Taking your pension lump sum?
Just because you can take out a tax-free lump sum from your pension, doesn’t mean you necessarily should. Removing this money at an early age could put your financial security in retirement at risk.
Some savers can currently access pension savings from the age of 55, and in most cases can take out a quarter of their fund as a tax-free lump sum. Withdrawals over and above this will be subject to income tax.
New research by Legal & General found a third of women (33%), and more than a fifth of men (22%) are withdrawing the full 25% tax free lump sum at the age of 55. The money is often used to fund home improvements and holidays, according to the research. Funds that are not spent are often squirrelled away in bank accounts and cash ISAs. Almost a third (29%) of women taking this tax-free cash put it into some kind of deposit account, as do 19% of men.
But at the age of 55 most people are still at least ten years away from retirement.
Spending this money will seriously reduce the size of retirement savings, while switching to cash means losing out on any future investment growth.
Although these are not guaranteed, over the long-term growth assets, such as equities, typically deliver far better returns than cash. Keeping money invested could potentially make a significant difference to the overall size of a pension fund.
Accessing your pension early can create other problems:
- Withdrawals of more than 25% may be subject to income tax at the marginal rate. If these are significant sums, individuals can be pushed into a higher tax bracket.

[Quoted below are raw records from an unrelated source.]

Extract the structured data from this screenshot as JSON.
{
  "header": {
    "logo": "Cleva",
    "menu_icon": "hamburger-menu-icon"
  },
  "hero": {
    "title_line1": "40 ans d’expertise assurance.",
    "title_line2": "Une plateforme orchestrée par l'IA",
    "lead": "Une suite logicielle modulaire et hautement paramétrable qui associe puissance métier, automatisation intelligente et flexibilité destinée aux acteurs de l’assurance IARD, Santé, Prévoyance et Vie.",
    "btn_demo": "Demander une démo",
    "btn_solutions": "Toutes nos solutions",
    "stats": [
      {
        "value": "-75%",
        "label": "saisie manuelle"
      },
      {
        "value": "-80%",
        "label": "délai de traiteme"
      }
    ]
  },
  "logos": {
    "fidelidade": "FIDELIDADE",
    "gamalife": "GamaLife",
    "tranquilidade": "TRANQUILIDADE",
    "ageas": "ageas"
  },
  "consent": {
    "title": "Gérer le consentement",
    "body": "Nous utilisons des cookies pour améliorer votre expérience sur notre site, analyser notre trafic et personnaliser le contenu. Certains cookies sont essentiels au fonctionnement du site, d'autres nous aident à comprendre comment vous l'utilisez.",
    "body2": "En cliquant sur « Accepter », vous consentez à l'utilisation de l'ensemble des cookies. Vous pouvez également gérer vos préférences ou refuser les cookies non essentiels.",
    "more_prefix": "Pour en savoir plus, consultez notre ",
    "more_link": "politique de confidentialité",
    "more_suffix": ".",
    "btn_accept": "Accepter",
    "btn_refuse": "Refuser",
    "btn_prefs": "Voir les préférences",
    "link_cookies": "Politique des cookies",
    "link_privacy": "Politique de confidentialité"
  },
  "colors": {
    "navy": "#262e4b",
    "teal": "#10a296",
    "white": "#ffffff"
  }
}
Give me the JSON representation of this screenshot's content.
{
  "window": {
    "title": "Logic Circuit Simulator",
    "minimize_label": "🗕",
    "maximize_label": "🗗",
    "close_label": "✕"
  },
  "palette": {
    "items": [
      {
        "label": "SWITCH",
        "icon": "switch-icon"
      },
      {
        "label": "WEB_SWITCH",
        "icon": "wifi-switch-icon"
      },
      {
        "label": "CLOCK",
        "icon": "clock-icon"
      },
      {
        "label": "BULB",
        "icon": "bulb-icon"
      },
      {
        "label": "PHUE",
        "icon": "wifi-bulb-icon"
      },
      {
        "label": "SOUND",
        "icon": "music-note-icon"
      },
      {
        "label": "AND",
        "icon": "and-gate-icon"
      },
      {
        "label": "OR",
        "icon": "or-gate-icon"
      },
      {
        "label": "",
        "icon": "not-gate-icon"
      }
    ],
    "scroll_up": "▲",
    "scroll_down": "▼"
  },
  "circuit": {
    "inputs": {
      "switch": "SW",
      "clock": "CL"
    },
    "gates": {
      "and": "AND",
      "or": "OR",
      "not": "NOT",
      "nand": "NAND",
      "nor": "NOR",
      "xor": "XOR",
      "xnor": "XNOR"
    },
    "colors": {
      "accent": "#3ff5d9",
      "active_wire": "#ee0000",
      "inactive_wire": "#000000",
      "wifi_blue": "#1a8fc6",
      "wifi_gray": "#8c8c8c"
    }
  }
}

- Those taking more than 25% also face restrictions on future pension savings. The annual allowance enables savers to get tax relief on contributions of up to £40,000 a year. This reduces to £4,000 a year for those withdrawing more than their tax-free lump sum.
The L&G research found a significant number of those taking their tax-free lump sum had other savings. Given the potential loss of future investment returns, it may make financial sense to use those other savings first to pay for those home improvement or other short-term spending needs. This should maximise the long-term growth in the pension and may be more tax-efficient.
Remember this ‘tax-free’ option does not disappear if it is not used at the age of 55. You can withdraw the lump sum at a later date, where it may be 25% of a larger fund.
It’s also worth bearing in mind that many pensions offer a degree of flexibility around how savers take this tax-free cash. For example, some allow you to withdraw the lump sum in stages — so if only part of the money is required, the rest can stay invested within the fund. However not all pensions offer this flexibility.
Seek advice on your available options and how taking pension benefits might affect your current tax position and long-term financial plans.
The value of your investment and any income from it can go down as well as up and you may not get back the full amount you invested. Past performance is not a reliable indicator of future performance. Investing in shares should be regarded as a long-term investment and should fit with your overall attitude to risk and financial circumstances.
The value of tax reliefs depends on your individual circumstances. Tax laws can change. The Financial Conduct Authority does not regulate tax advice, and tax laws can change.